(Extracted records)
++++++++
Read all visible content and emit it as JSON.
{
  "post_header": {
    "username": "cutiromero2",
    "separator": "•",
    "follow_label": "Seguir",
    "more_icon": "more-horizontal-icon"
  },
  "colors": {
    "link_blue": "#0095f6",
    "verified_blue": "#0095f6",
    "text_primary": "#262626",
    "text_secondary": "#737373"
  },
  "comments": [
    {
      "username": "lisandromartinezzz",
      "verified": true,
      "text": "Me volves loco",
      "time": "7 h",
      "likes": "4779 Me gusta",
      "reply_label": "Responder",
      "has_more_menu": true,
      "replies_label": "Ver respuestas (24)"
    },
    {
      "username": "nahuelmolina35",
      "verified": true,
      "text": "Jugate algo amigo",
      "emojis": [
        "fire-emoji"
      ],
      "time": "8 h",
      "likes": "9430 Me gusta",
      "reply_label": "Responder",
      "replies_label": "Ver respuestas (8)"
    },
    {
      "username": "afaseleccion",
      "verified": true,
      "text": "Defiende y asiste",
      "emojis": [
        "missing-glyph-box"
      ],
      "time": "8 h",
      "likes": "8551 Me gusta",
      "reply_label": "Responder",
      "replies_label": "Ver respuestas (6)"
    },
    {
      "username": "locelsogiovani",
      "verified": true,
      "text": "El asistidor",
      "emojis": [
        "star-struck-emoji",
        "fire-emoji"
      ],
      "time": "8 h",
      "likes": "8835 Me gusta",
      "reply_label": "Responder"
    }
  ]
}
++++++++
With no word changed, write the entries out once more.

» Solution to this exercise
Read all visible content and emit it as JSON.
{
  "post_header": {
    "username": "cutiromero2",
    "separator": "•",
    "follow_label": "Seguir",
    "more_icon": "more-horizontal-icon"
  },
  "colors": {
    "link_blue": "#0095f6",
    "verified_blue": "#0095f6",
    "text_primary": "#262626",
    "text_secondary": "#737373"
  },
  "comments": [
    {
      "username": "lisandromartinezzz",
      "verified": true,
      "text": "Me volves loco",
      "time": "7 h",
      "likes": "4779 Me gusta",
      "reply_label": "Responder",
      "has_more_menu": true,
      "replies_label": "Ver respuestas (24)"
    },
    {
      "username": "nahuelmolina35",
      "verified": true,
      "text": "Jugate algo amigo",
      "emojis": [
        "fire-emoji"
      ],
      "time": "8 h",
      "likes": "9430 Me gusta",
      "reply_label": "Responder",
      "replies_label": "Ver respuestas (8)"
    },
    {
      "username": "afaseleccion",
      "verified": true,
      "text": "Defiende y asiste",
      "emojis": [
        "missing-glyph-box"
      ],
      "time": "8 h",
      "likes": "8551 Me gusta",
      "reply_label": "Responder",
      "replies_label": "Ver respuestas (6)"
    },
    {
      "username": "locelsogiovani",
      "verified": true,
      "text": "El asistidor",
      "emojis": [
        "star-struck-emoji",
        "fire-emoji"
      ],
      "time": "8 h",
      "likes": "8835 Me gusta",
      "reply_label": "Responder"
    }
  ]
}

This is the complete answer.